single diode mixers are VERY common in 2GHz and up, they are VERY efficient up there, you just need care to choose the right diode.
It's a long way from 50 to 2000 MHz! You don't see many lumped-circuits at 2 GHz, and you see even fewer stripline circuits at 50 MHz. Diode mixers are popular at millimeter wavelengths because, with sufficient LO drive, they can give wider dynamic range, and they're cheaper. But they need a low-noise active stage ahead of them. If I were going to use a diode mixer, it would be balanced, not single-ended. If you have to develop a large LO signal you might as well get the benefits of balancing.
Active devices have no net loss like diodes, and for VHF and lower frequencies they are cheap and easily obtained. The gain of an active mixer will offset losses in filters, and require much less LO drive. At 50 MHz a J310 used as a mixer has a noise figure low enough that he may not need an rf amp; with a diode mixer he almost certainly would.
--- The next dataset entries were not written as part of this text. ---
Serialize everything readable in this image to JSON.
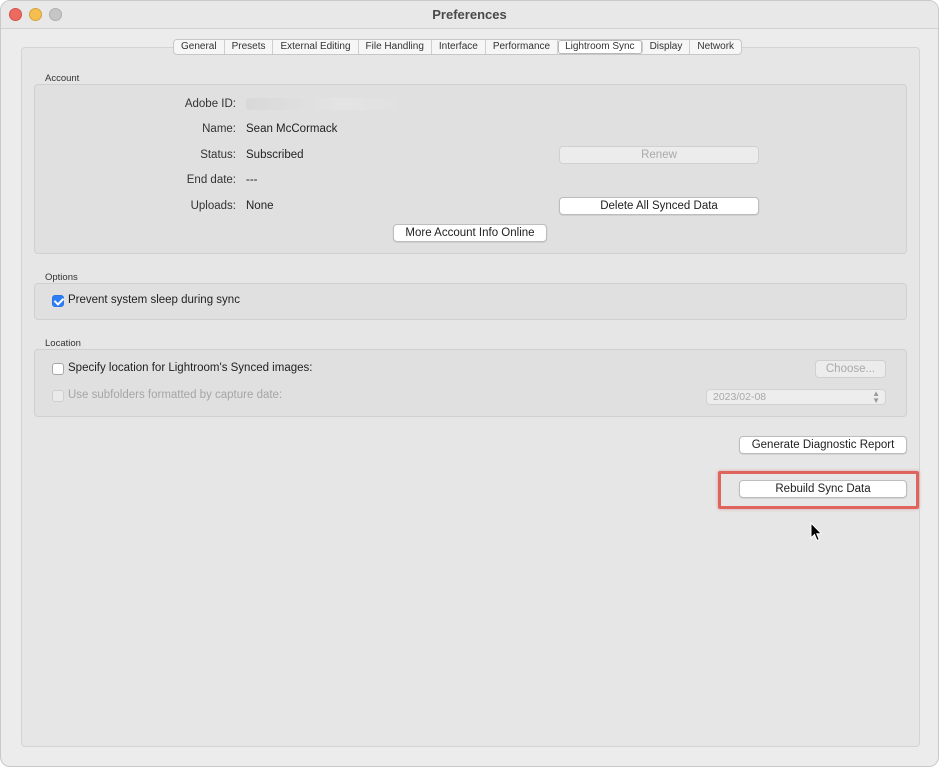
{
  "window": {
    "title": "Preferences"
  },
  "tabs": [
    {
      "label": "General",
      "active": false
    },
    {
      "label": "Presets",
      "active": false
    },
    {
      "label": "External Editing",
      "active": false
    },
    {
      "label": "File Handling",
      "active": false
    },
    {
      "label": "Interface",
      "active": false
    },
    {
      "label": "Performance",
      "active": false
    },
    {
      "label": "Lightroom Sync",
      "active": true
    },
    {
      "label": "Display",
      "active": false
    },
    {
      "label": "Network",
      "active": false
    }
  ],
  "account": {
    "section_label": "Account",
    "adobe_id_label": "Adobe ID:",
    "adobe_id_value": "",
    "name_label": "Name:",
    "name_value": "Sean McCormack",
    "status_label": "Status:",
    "status_value": "Subscribed",
    "end_date_label": "End date:",
    "end_date_value": "---",
    "uploads_label": "Uploads:",
    "uploads_value": "None",
    "renew_button": "Renew",
    "delete_button": "Delete All Synced Data",
    "more_info_button": "More Account Info Online"
  },
  "options": {
    "section_label": "Options",
    "prevent_sleep_label": "Prevent system sleep during sync",
    "prevent_sleep_checked": true
  },
  "location": {
    "section_label": "Location",
    "specify_location_label": "Specify location for Lightroom's Synced images:",
    "specify_location_checked": false,
    "choose_button": "Choose...",
    "subfolders_label": "Use subfolders formatted by capture date:",
    "subfolders_checked": false,
    "date_format_value": "2023/02-08"
  },
  "actions": {
    "diagnostic_button": "Generate Diagnostic Report",
    "rebuild_button": "Rebuild Sync Data"
  },
  "colors": {
    "highlight": "#e0645e",
    "checkbox_accent": "#2d7df6"
  }
}
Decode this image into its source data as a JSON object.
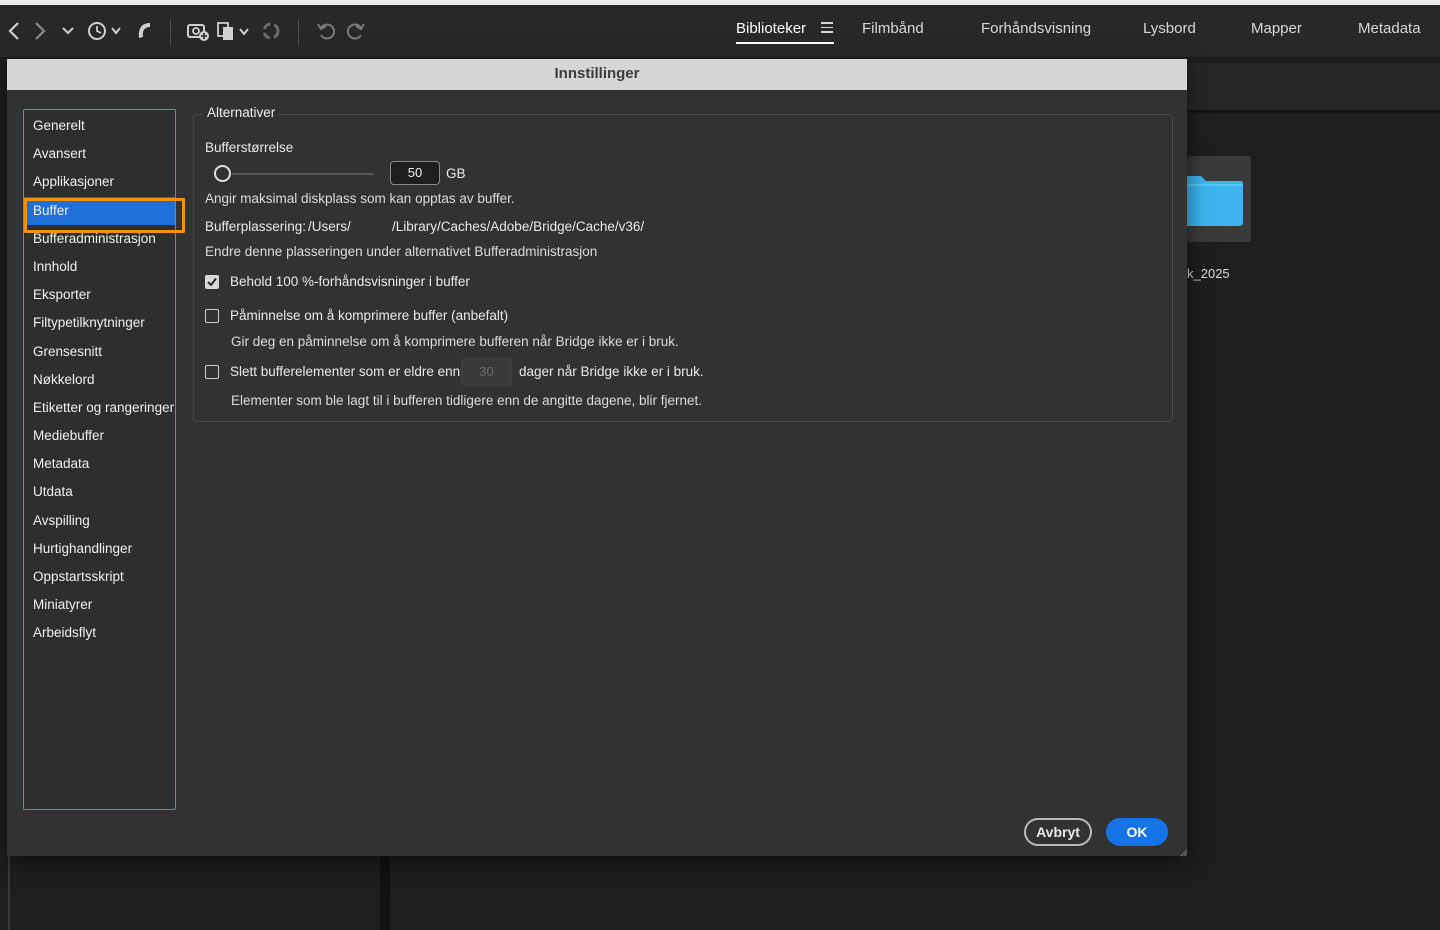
{
  "toolbar": {
    "icons": [
      "back-arrow-icon",
      "forward-arrow-icon",
      "chevron-down-icon",
      "recent-history-icon",
      "boomerang-icon",
      "camera-download-icon",
      "file-copy-icon",
      "rotate-icon",
      "rotate-left-icon",
      "rotate-right-icon"
    ]
  },
  "workspaces": {
    "tabs": [
      {
        "label": "Biblioteker",
        "active": true
      },
      {
        "label": "Filmbånd",
        "active": false
      },
      {
        "label": "Forhåndsvisning",
        "active": false
      },
      {
        "label": "Lysbord",
        "active": false
      },
      {
        "label": "Mapper",
        "active": false
      },
      {
        "label": "Metadata",
        "active": false
      }
    ]
  },
  "background": {
    "folder_label": "k_2025",
    "folder_icon": "folder-icon",
    "folder_color": "#3db4ef"
  },
  "dialog": {
    "title": "Innstillinger",
    "categories": [
      "Generelt",
      "Avansert",
      "Applikasjoner",
      "Buffer",
      "Bufferadministrasjon",
      "Innhold",
      "Eksporter",
      "Filtypetilknytninger",
      "Grensesnitt",
      "Nøkkelord",
      "Etiketter og rangeringer",
      "Mediebuffer",
      "Metadata",
      "Utdata",
      "Avspilling",
      "Hurtighandlinger",
      "Oppstartsskript",
      "Miniatyrer",
      "Arbeidsflyt"
    ],
    "selected_category": "Buffer",
    "options": {
      "group_title": "Alternativer",
      "buffer_size_label": "Bufferstørrelse",
      "buffer_size_value": "50",
      "buffer_size_unit": "GB",
      "buffer_size_desc": "Angir maksimal diskplass som kan opptas av buffer.",
      "buffer_location_label": "Bufferplassering:",
      "buffer_location_part1": "/Users/",
      "buffer_location_part2": "/Library/Caches/Adobe/Bridge/Cache/v36/",
      "buffer_location_desc": "Endre denne plasseringen under alternativet Bufferadministrasjon",
      "keep_previews_label": "Behold 100 %-forhåndsvisninger i buffer",
      "keep_previews_checked": true,
      "remind_compress_label": "Påminnelse om å komprimere buffer (anbefalt)",
      "remind_compress_checked": false,
      "remind_compress_desc": "Gir deg en påminnelse om å komprimere bufferen når Bridge ikke er i bruk.",
      "delete_old_label": "Slett bufferelementer som er eldre enn",
      "delete_old_checked": false,
      "delete_old_days": "30",
      "delete_old_suffix": "dager når Bridge ikke er i bruk.",
      "delete_old_desc": "Elementer som ble lagt til i bufferen tidligere enn de angitte dagene, blir fjernet."
    },
    "buttons": {
      "cancel": "Avbryt",
      "ok": "OK"
    }
  }
}
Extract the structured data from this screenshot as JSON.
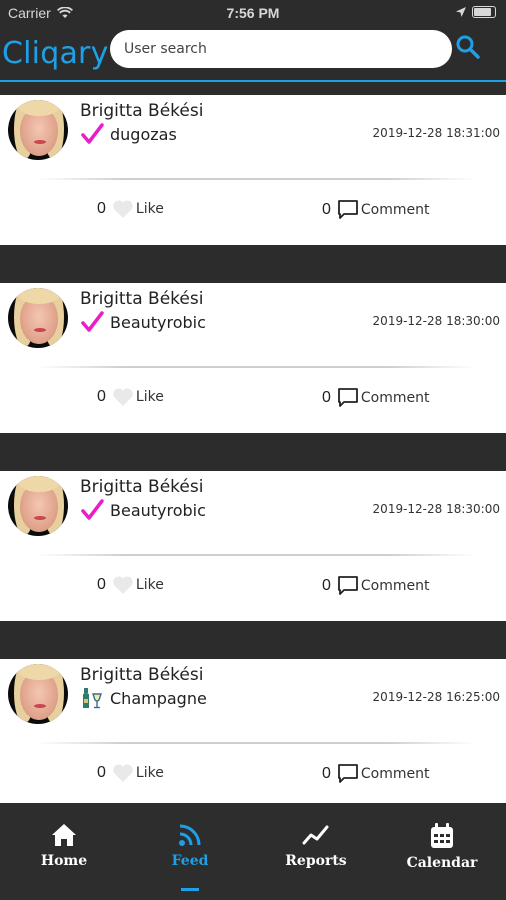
{
  "status_bar": {
    "carrier": "Carrier",
    "time": "7:56 PM"
  },
  "header": {
    "brand": "Cliqary",
    "search_placeholder": "User search"
  },
  "feed": {
    "posts": [
      {
        "author": "Brigitta Békési",
        "activity": "dugozas",
        "activity_icon": "check-icon",
        "timestamp": "2019-12-28 18:31:00",
        "likes": "0",
        "like_label": "Like",
        "comments": "0",
        "comment_label": "Comment"
      },
      {
        "author": "Brigitta Békési",
        "activity": "Beautyrobic",
        "activity_icon": "check-icon",
        "timestamp": "2019-12-28 18:30:00",
        "likes": "0",
        "like_label": "Like",
        "comments": "0",
        "comment_label": "Comment"
      },
      {
        "author": "Brigitta Békési",
        "activity": "Beautyrobic",
        "activity_icon": "check-icon",
        "timestamp": "2019-12-28 18:30:00",
        "likes": "0",
        "like_label": "Like",
        "comments": "0",
        "comment_label": "Comment"
      },
      {
        "author": "Brigitta Békési",
        "activity": "Champagne",
        "activity_icon": "champagne-icon",
        "timestamp": "2019-12-28 16:25:00",
        "likes": "0",
        "like_label": "Like",
        "comments": "0",
        "comment_label": "Comment"
      }
    ]
  },
  "bottom_nav": {
    "items": [
      {
        "label": "Home",
        "icon": "home-icon"
      },
      {
        "label": "Feed",
        "icon": "rss-icon",
        "active": true
      },
      {
        "label": "Reports",
        "icon": "chart-line-icon"
      },
      {
        "label": "Calendar",
        "icon": "calendar-icon"
      }
    ]
  },
  "colors": {
    "accent": "#1ea0e8",
    "check": "#e91ec8",
    "background": "#2c2c2c"
  }
}
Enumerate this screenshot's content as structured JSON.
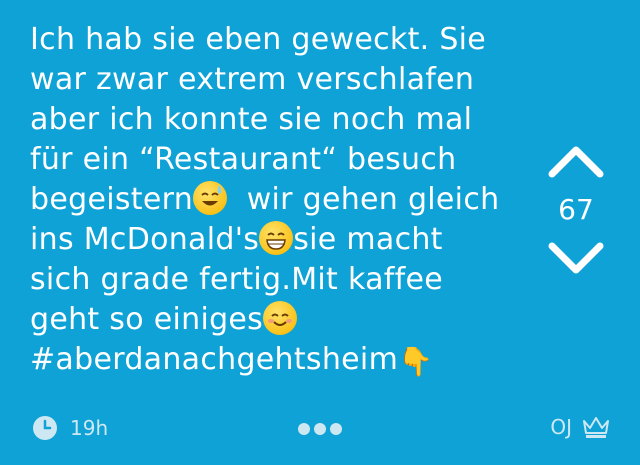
{
  "post": {
    "line1": "Ich hab sie eben geweckt. Sie",
    "line2": "war zwar extrem verschlafen",
    "line3": "aber ich konnte sie noch mal",
    "line4": "für ein “Restaurant“ besuch",
    "line5a": "begeistern",
    "line5b": "  wir gehen gleich",
    "line6a": "ins McDonald's",
    "line6b": "sie macht",
    "line7": "sich grade fertig.Mit kaffee",
    "line8": "geht so einiges",
    "line9": "#aberdanachgehtsheim"
  },
  "vote": {
    "count": "67"
  },
  "footer": {
    "time": "19h",
    "author": "OJ"
  },
  "colors": {
    "background": "#0ea2d6",
    "text": "#ffffff",
    "muted": "#cde8f2"
  }
}
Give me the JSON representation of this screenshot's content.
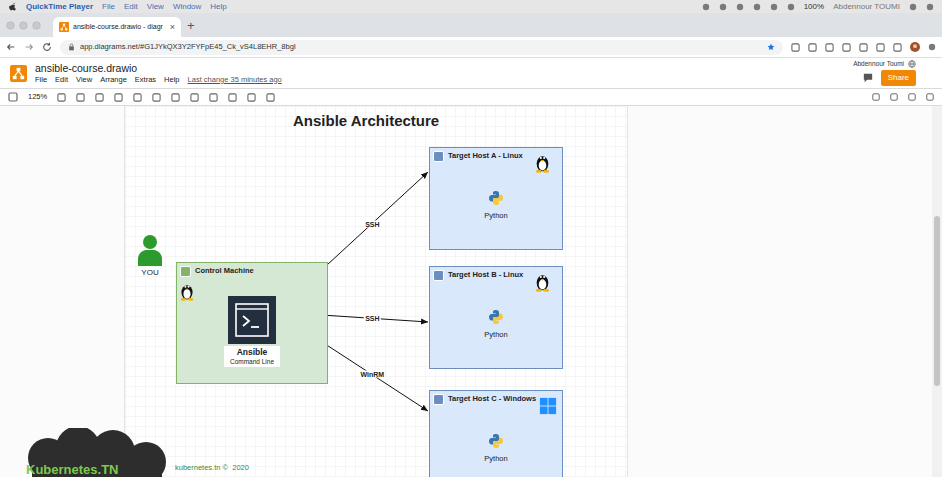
{
  "os_menubar": {
    "app": "QuickTime Player",
    "items": [
      "File",
      "Edit",
      "View",
      "Window",
      "Help"
    ],
    "battery": "100%",
    "user": "Abdennour TOUMI"
  },
  "browser": {
    "tab": {
      "title": "ansible-course.drawio - diagr",
      "selected": true
    },
    "close": "×",
    "new_tab": "+",
    "url": "app.diagrams.net/#G1JYkQX3Y2FYFpE45_Ck_vS4L8EHR_8bgI"
  },
  "app": {
    "title": "ansible-course.drawio",
    "menu": [
      "File",
      "Edit",
      "View",
      "Arrange",
      "Extras",
      "Help"
    ],
    "last_change": "Last change 35 minutes ago",
    "user": "Abdennour Toumi",
    "share": "Share"
  },
  "toolbar": {
    "zoom": "125%"
  },
  "diagram": {
    "title": "Ansible Architecture",
    "user_label": "YOU",
    "control": {
      "label": "Control Machine",
      "tool": "Ansible",
      "tool_sub": "Command Line"
    },
    "hosts": [
      {
        "label": "Target Host A - Linux",
        "kind": "linux",
        "runtime": "Python"
      },
      {
        "label": "Target Host B - Linux",
        "kind": "linux",
        "runtime": "Python"
      },
      {
        "label": "Target Host C - Windows",
        "kind": "windows",
        "runtime": "Python"
      }
    ],
    "edges": [
      {
        "label": "SSH",
        "to": 0
      },
      {
        "label": "SSH",
        "to": 1
      },
      {
        "label": "WinRM",
        "to": 2
      }
    ]
  },
  "footer": {
    "brand": "Kubernetes.TN",
    "credit": "kubernetes.tn ©  2020"
  }
}
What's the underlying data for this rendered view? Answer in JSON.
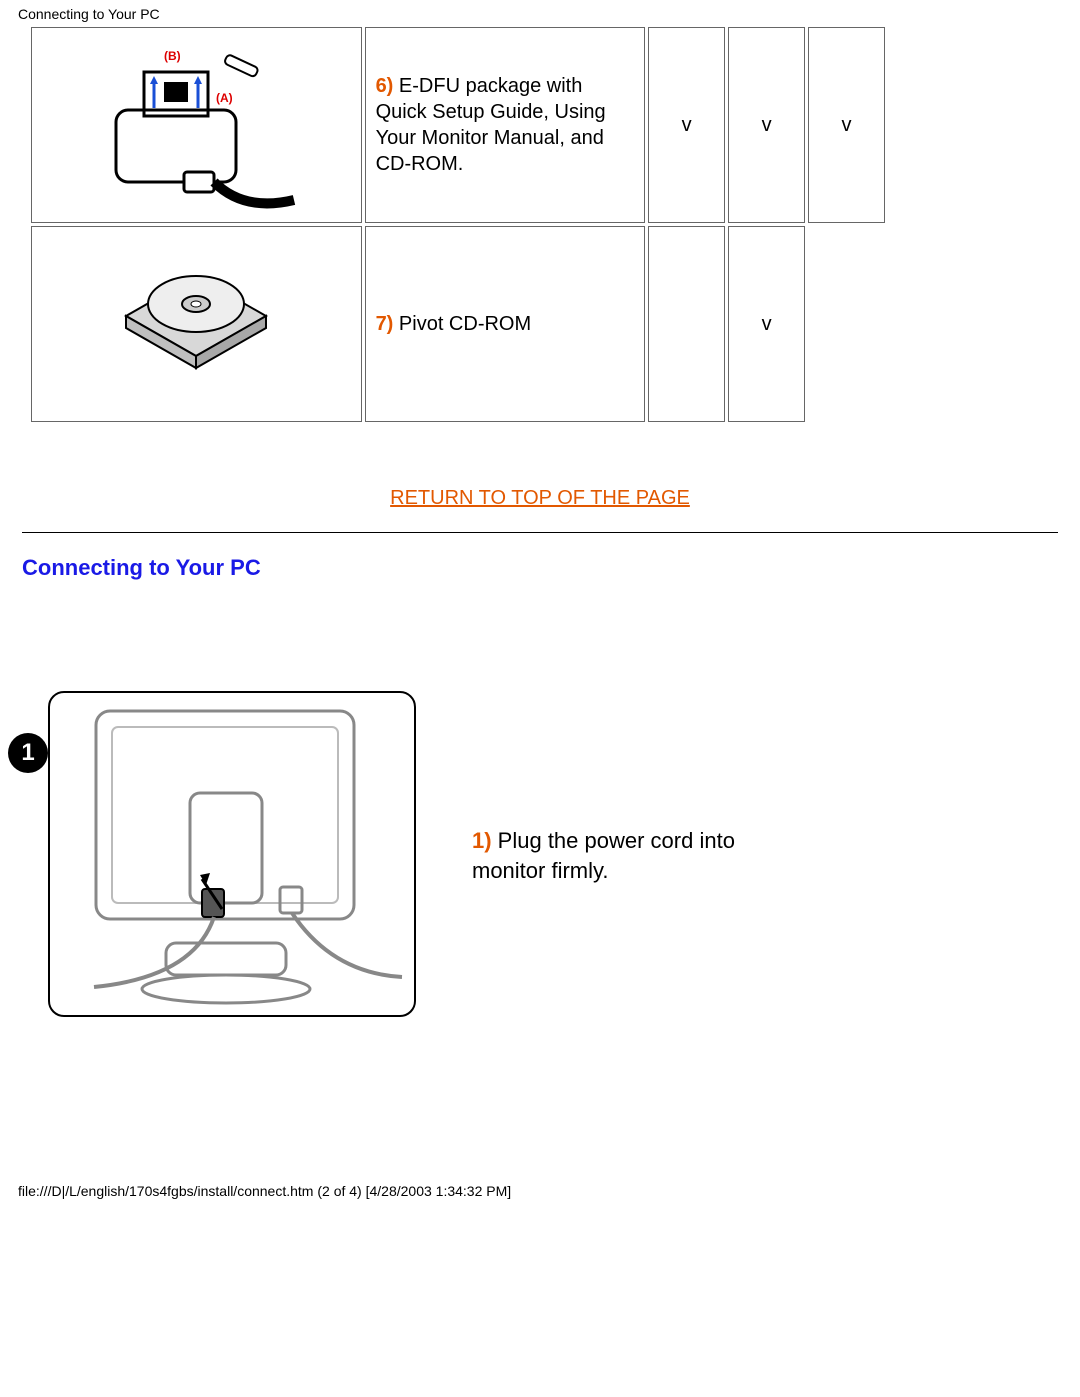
{
  "header": "Connecting to Your PC",
  "table": {
    "rows": [
      {
        "num": "6)",
        "desc": " E-DFU package with Quick Setup Guide, Using Your Monitor Manual, and CD-ROM.",
        "c1": "v",
        "c2": "v",
        "c3": "v",
        "img_labels": {
          "a": "(A)",
          "b": "(B)"
        }
      },
      {
        "num": "7)",
        "desc": " Pivot CD-ROM",
        "c1": "",
        "c2": "v",
        "c3": ""
      }
    ]
  },
  "return_link": "RETURN TO TOP OF THE PAGE",
  "section_title": "Connecting to Your PC",
  "step": {
    "badge": "1",
    "num": "1)",
    "text": " Plug the power cord into monitor firmly."
  },
  "footer": "file:///D|/L/english/170s4fgbs/install/connect.htm (2 of 4) [4/28/2003 1:34:32 PM]"
}
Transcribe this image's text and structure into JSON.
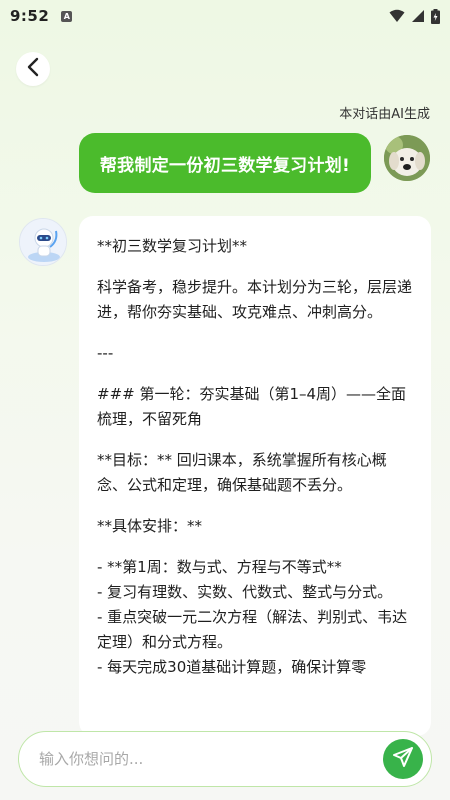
{
  "status_bar": {
    "time": "9:52",
    "app_icon_letter": "A",
    "icons": [
      "wifi-icon",
      "signal-icon",
      "battery-icon"
    ]
  },
  "header": {
    "back_icon": "chevron-left-icon"
  },
  "ai_note": "本对话由AI生成",
  "user_message": "帮我制定一份初三数学复习计划!",
  "bot_message": {
    "paragraphs": [
      "**初三数学复习计划**",
      "科学备考，稳步提升。本计划分为三轮，层层递进，帮你夯实基础、攻克难点、冲刺高分。",
      "---",
      "### 第一轮：夯实基础（第1–4周）——全面梳理，不留死角",
      "**目标：** 回归课本，系统掌握所有核心概念、公式和定理，确保基础题不丢分。",
      "**具体安排：**",
      "- **第1周：数与式、方程与不等式**",
      "  - 复习有理数、实数、代数式、整式与分式。",
      "  - 重点突破一元二次方程（解法、判别式、韦达定理）和分式方程。",
      "  - 每天完成30道基础计算题，确保计算零"
    ]
  },
  "input": {
    "placeholder": "输入你想问的..."
  },
  "colors": {
    "user_bubble": "#4bbb2c",
    "send_button": "#38b34a"
  }
}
Remember, this converter is going in front of a regen IF, and will be used with a simple antenna; it only needs a low noise figure, not dynamic range.